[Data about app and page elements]
-*-*-

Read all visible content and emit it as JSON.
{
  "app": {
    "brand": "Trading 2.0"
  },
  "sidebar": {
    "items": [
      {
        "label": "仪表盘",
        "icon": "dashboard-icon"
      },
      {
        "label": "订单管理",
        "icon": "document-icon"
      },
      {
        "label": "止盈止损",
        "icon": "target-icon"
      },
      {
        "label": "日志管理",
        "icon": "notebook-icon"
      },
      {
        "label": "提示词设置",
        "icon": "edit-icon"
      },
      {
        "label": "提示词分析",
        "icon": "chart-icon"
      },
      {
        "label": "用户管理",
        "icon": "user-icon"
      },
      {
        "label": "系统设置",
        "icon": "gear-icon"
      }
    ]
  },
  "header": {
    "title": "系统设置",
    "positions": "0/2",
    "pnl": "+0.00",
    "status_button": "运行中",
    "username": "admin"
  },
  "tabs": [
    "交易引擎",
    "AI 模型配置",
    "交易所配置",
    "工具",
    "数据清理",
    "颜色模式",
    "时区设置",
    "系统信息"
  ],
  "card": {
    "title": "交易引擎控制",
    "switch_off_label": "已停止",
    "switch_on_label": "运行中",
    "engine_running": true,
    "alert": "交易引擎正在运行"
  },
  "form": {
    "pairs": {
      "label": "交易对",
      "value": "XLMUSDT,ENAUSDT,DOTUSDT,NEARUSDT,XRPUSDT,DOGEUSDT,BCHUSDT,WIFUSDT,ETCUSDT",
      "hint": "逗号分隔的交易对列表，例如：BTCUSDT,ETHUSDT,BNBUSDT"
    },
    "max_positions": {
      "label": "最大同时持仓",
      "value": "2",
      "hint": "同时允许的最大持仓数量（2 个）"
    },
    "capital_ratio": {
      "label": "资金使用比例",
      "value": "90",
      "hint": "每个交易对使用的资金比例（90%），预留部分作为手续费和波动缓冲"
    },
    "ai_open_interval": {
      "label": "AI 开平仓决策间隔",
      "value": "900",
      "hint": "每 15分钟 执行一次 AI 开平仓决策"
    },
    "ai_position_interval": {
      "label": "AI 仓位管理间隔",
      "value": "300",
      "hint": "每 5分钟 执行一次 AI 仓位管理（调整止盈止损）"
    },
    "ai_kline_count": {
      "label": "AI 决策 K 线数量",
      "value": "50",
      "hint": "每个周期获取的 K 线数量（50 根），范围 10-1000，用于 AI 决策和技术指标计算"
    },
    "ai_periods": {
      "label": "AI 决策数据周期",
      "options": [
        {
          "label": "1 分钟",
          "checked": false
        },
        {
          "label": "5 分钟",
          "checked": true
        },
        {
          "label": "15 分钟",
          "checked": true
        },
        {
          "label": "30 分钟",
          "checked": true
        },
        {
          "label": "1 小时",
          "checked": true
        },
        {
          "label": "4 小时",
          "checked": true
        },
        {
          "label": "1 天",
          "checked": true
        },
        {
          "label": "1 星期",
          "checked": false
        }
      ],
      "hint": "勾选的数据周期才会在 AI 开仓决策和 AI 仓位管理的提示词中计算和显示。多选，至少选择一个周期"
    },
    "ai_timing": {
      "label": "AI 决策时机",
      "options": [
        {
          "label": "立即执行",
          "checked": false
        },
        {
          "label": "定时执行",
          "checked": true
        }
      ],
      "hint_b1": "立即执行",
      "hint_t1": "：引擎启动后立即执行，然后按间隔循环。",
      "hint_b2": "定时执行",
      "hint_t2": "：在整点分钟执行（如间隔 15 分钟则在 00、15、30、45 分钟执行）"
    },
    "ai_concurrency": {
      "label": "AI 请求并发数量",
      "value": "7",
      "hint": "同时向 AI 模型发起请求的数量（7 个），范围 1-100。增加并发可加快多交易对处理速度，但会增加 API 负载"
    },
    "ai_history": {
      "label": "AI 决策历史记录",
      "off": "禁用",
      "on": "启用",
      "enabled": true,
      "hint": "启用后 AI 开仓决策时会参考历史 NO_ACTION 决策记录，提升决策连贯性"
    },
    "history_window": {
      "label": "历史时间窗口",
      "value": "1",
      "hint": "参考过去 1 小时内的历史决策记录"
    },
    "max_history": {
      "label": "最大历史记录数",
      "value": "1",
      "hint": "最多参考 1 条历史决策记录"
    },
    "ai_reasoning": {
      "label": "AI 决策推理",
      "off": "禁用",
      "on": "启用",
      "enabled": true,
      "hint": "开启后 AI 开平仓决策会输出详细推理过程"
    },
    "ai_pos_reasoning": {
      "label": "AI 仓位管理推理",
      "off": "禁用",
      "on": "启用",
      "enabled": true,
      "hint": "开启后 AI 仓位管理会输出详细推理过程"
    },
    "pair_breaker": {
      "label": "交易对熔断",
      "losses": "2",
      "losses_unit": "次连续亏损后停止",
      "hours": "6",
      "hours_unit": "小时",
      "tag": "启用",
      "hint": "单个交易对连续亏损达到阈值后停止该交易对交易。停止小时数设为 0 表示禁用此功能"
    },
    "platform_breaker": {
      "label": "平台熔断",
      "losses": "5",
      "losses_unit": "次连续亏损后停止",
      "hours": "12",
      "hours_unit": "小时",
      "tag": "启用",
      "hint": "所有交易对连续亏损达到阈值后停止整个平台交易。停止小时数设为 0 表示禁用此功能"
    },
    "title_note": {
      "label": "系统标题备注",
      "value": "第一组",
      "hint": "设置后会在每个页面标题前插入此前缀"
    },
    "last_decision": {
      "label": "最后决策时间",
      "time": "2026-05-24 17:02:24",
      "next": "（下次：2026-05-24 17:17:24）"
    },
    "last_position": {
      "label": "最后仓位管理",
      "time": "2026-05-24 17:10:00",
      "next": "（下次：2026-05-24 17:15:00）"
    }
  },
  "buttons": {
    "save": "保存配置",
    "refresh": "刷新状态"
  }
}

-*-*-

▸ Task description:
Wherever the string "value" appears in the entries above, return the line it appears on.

▸ Written answer:
      "value": "XLMUSDT,ENAUSDT,DOTUSDT,NEARUSDT,XRPUSDT,DOGEUSDT,BCHUSDT,WIFUSDT,ETCUSDT",
      "value": "2",
      "value": "90",
      "value": "900",
      "value": "300",
      "value": "50",
      "value": "7",
      "value": "1",
      "value": "1",
      "value": "第一组",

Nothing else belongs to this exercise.